Stoddard characterized the Democratic leadership as "panicked" at the Republican threat to steal all the Jews away from the Democrats. She reminded us that Nancy Pelosi and Steny Hoyer spoke at AIPAC to reassure the American-Israeli group that our friendship with Israel is still strong, and support for Israel should not be a wedge issue, used to for division. Again, I'm taking issue with the phrasing...I'm not sure Nancy Pelosi has ever "panicked" about anything in her life, but okay. And while American Jews are certainly feeling insecure in this country in a way they hadn't in a couple of generations thanks to the legitimization of Trump's rhetoric and tactics, most of us know which party has our backs. I'm pretty sure Pelosi and Hoyer know that.
Jonathan Allen made this very point brilliantly, outlining just how preposterous it was for Trump to use a term that riffs on the First Book of the Torah, "Jexodus," to lie about us abandoning the Democrats in droves. Not only that, he made it clear how repulsive and twisted it continues to be for any Jew worth their salt to support this man and his immigration policies. I mean, some do — a small percentage of Jews are Republicans — but the biggest supporters of Israel in America are evangelical Christians, and lemme tell you - it ain't because they love the Jews.
ALLEN: Two things. A.B. is absolutely right. The largest group of people who support what the president's doing on Israel are evangelical Christians. A smaller set of hard-line Jewish Republicans support what the president is doing. But what he said at this RJC meeting the other day could not have been more deeply offensive too the vast majority of Jews in the country about rejecting people who are trying to emigrate to the country. If you look at the history of the Jewish people going back to Exodus, he likes to talk about "Jexodus," which is kind of crazy because Exodus applied to the Jews. Go back to Exodus, go back to the Inquisition, you go back to the Jews being able to live in the Venice Ghetto when they weren't able to live in other places in Europe, you look at emigration from pogroms in Eastern Europe, the Holocaust. The Jewish people exist because of the freedom of movement. The idea that the United States would come and say, "We're all full, go home," is deeply offensive to most Jewish people in this country.
Or at the very least, it should be.
I mean, look at what the RJC did to Exodus — our defining story. The song, Dayenu, is traditionally sung during the Passover Seder, where we're expressing gratitude at having escaped oppression. And the RJC did THIS...
You read that right. These Jewish Republicans replaced thanking God with thanking Donald Trump. NAH. Most Jews with any sense of history, self-respect or understanding of our story would not claim these people or their horrendous actions.

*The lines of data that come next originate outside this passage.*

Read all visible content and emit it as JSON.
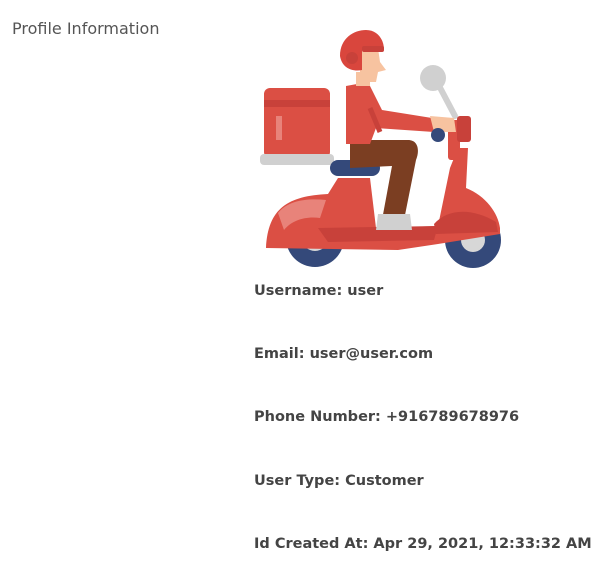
{
  "profile": {
    "section_title": "Profile Information",
    "avatar_icon": "delivery-scooter-rider-icon",
    "fields": {
      "username": "Username: user",
      "email": "Email: user@user.com",
      "phone": "Phone Number: +916789678976",
      "user_type": "User Type: Customer",
      "created_at": "Id Created At: Apr 29, 2021, 12:33:32 AM"
    }
  },
  "colors": {
    "scooter_red": "#DB4F44",
    "scooter_dark_red": "#C8413A",
    "helmet_red": "#D9463D",
    "skin": "#F7C3A0",
    "pants_brown": "#7B3E22",
    "shoe_navy": "#34497A",
    "tire_navy": "#34497A",
    "hub_grey": "#D7D7D7",
    "mirror_grey": "#D0D0D0",
    "text": "#444444"
  }
}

Democrats and the Left may have issues with anti-Semitism of their own, but it's highly unlikely those will send us Jewish Democrats running into the arms of the RJC. That's for damn sure.